◆ **AIM OF THE TASK**
Retype the listing below exactly, pictures removed.

◆ **INPUT MATERIAL**
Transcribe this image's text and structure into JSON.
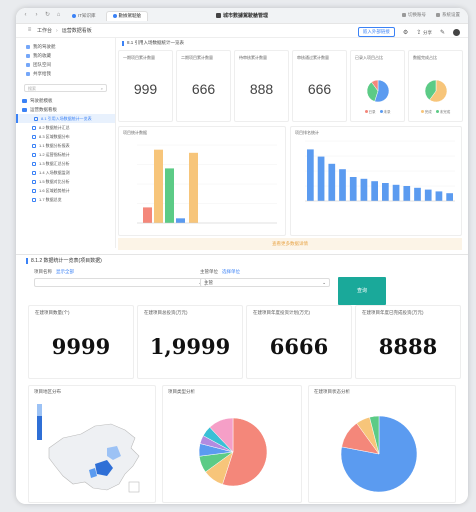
{
  "browser": {
    "tabs": [
      "IT知识库",
      "數據駕駛艙"
    ],
    "window_title": "城市數據駕駛艙管理",
    "right_links": [
      "切换账号",
      "系统设置"
    ]
  },
  "appbar": {
    "crumbs": [
      "工作台",
      "运营数据看板"
    ],
    "action_label": "嵌入外部链接",
    "share_label": "分享"
  },
  "sidebar": {
    "top_items": [
      "我的驾驶舱",
      "我的收藏",
      "团队空间",
      "共享给我"
    ],
    "search_placeholder": "搜索",
    "folders": [
      "驾驶舱模板",
      "运营数据看板"
    ],
    "sub_items": [
      "8.1 引用入场数据统计一览表",
      "8.2 数据统计汇总",
      "8.3 区域数据分布",
      "1.1 数据分析报表",
      "1.2 运营指标统计",
      "1.3 数据汇总分析",
      "1.4 入场数据监测",
      "1.5 数据对比分析",
      "1.6 区域趋势统计",
      "1.7 数据总览"
    ]
  },
  "dashboard": {
    "title": "8.1 引用入场数据统计一览表",
    "kpis": [
      {
        "label": "一期项目累计数量",
        "value": "999"
      },
      {
        "label": "二期项目累计数量",
        "value": "666"
      },
      {
        "label": "待审核累计数量",
        "value": "888"
      },
      {
        "label": "审核通过累计数量",
        "value": "666"
      },
      {
        "label": "已录入项目占比",
        "pie": [
          0.55,
          0.35,
          0.1
        ],
        "legend": [
          "已录",
          "未录"
        ]
      },
      {
        "label": "数据完成占比",
        "pie": [
          0.6,
          0.4
        ],
        "legend": [
          "完成",
          "未完成"
        ]
      }
    ],
    "chart_left_label": "项目统计数据",
    "chart_right_label": "项目排名统计",
    "more_label": "查看更多数据详情",
    "colors": {
      "red": "#f4877a",
      "orange": "#f7c57a",
      "green": "#5ccb86",
      "blue": "#5b9bf0",
      "teal": "#1aa99a"
    }
  },
  "lower": {
    "title": "8.1.2 数据统计一览表(项目数据)",
    "filter1": {
      "label": "项目名称",
      "link": "显示全部",
      "value": ""
    },
    "filter2": {
      "label": "主管单位",
      "link": "选择单位",
      "value": "主管"
    },
    "search_label": "查询",
    "kpis": [
      {
        "label": "在建项目数量(个)",
        "value": "9999"
      },
      {
        "label": "在建项目总投资(万元)",
        "value": "1,9999"
      },
      {
        "label": "在建项目年度投资计划(万元)",
        "value": "6666"
      },
      {
        "label": "在建项目年度已完成投资(万元)",
        "value": "8888"
      }
    ],
    "map_label": "项目地区分布",
    "pie1_label": "项目类型分析",
    "pie2_label": "在建项目状态分析"
  },
  "chart_data": [
    {
      "type": "bar",
      "categories": [
        "A",
        "B",
        "C",
        "D"
      ],
      "series": [
        {
          "values": [
            20,
            0,
            0,
            0
          ]
        },
        {
          "values": [
            94,
            90,
            0,
            0
          ]
        },
        {
          "values": [
            70,
            0,
            0,
            0
          ]
        },
        {
          "values": [
            6,
            0,
            0,
            0
          ]
        }
      ]
    },
    {
      "type": "bar",
      "categories": [
        "1",
        "2",
        "3",
        "4",
        "5",
        "6",
        "7",
        "8",
        "9",
        "10",
        "11",
        "12",
        "13",
        "14"
      ],
      "values": [
        86,
        74,
        62,
        53,
        40,
        37,
        33,
        30,
        27,
        25,
        22,
        19,
        16,
        13
      ]
    },
    {
      "type": "pie",
      "values": [
        55,
        10,
        8,
        6,
        4,
        5,
        12
      ]
    },
    {
      "type": "pie",
      "values": [
        78,
        12,
        6,
        4
      ]
    }
  ]
}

◆ **EXERCISE SOLUTION**
Transcribe this image's text and structure into JSON.
{
  "browser": {
    "tabs": [
      "IT知识库",
      "數據駕駛艙"
    ],
    "window_title": "城市數據駕駛艙管理",
    "right_links": [
      "切换账号",
      "系统设置"
    ]
  },
  "appbar": {
    "crumbs": [
      "工作台",
      "运营数据看板"
    ],
    "action_label": "嵌入外部链接",
    "share_label": "分享"
  },
  "sidebar": {
    "top_items": [
      "我的驾驶舱",
      "我的收藏",
      "团队空间",
      "共享给我"
    ],
    "search_placeholder": "搜索",
    "folders": [
      "驾驶舱模板",
      "运营数据看板"
    ],
    "sub_items": [
      "8.1 引用入场数据统计一览表",
      "8.2 数据统计汇总",
      "8.3 区域数据分布",
      "1.1 数据分析报表",
      "1.2 运营指标统计",
      "1.3 数据汇总分析",
      "1.4 入场数据监测",
      "1.5 数据对比分析",
      "1.6 区域趋势统计",
      "1.7 数据总览"
    ]
  },
  "dashboard": {
    "title": "8.1 引用入场数据统计一览表",
    "kpis": [
      {
        "label": "一期项目累计数量",
        "value": "999"
      },
      {
        "label": "二期项目累计数量",
        "value": "666"
      },
      {
        "label": "待审核累计数量",
        "value": "888"
      },
      {
        "label": "审核通过累计数量",
        "value": "666"
      },
      {
        "label": "已录入项目占比",
        "pie": [
          0.55,
          0.35,
          0.1
        ],
        "legend": [
          "已录",
          "未录"
        ]
      },
      {
        "label": "数据完成占比",
        "pie": [
          0.6,
          0.4
        ],
        "legend": [
          "完成",
          "未完成"
        ]
      }
    ],
    "chart_left_label": "项目统计数据",
    "chart_right_label": "项目排名统计",
    "more_label": "查看更多数据详情",
    "colors": {
      "red": "#f4877a",
      "orange": "#f7c57a",
      "green": "#5ccb86",
      "blue": "#5b9bf0",
      "teal": "#1aa99a"
    }
  },
  "lower": {
    "title": "8.1.2 数据统计一览表(项目数据)",
    "filter1": {
      "label": "项目名称",
      "link": "显示全部",
      "value": ""
    },
    "filter2": {
      "label": "主管单位",
      "link": "选择单位",
      "value": "主管"
    },
    "search_label": "查询",
    "kpis": [
      {
        "label": "在建项目数量(个)",
        "value": "9999"
      },
      {
        "label": "在建项目总投资(万元)",
        "value": "1,9999"
      },
      {
        "label": "在建项目年度投资计划(万元)",
        "value": "6666"
      },
      {
        "label": "在建项目年度已完成投资(万元)",
        "value": "8888"
      }
    ],
    "map_label": "项目地区分布",
    "pie1_label": "项目类型分析",
    "pie2_label": "在建项目状态分析"
  },
  "chart_data": [
    {
      "type": "bar",
      "categories": [
        "A",
        "B",
        "C",
        "D"
      ],
      "series": [
        {
          "values": [
            20,
            0,
            0,
            0
          ]
        },
        {
          "values": [
            94,
            90,
            0,
            0
          ]
        },
        {
          "values": [
            70,
            0,
            0,
            0
          ]
        },
        {
          "values": [
            6,
            0,
            0,
            0
          ]
        }
      ]
    },
    {
      "type": "bar",
      "categories": [
        "1",
        "2",
        "3",
        "4",
        "5",
        "6",
        "7",
        "8",
        "9",
        "10",
        "11",
        "12",
        "13",
        "14"
      ],
      "values": [
        86,
        74,
        62,
        53,
        40,
        37,
        33,
        30,
        27,
        25,
        22,
        19,
        16,
        13
      ]
    },
    {
      "type": "pie",
      "values": [
        55,
        10,
        8,
        6,
        4,
        5,
        12
      ]
    },
    {
      "type": "pie",
      "values": [
        78,
        12,
        6,
        4
      ]
    }
  ]
}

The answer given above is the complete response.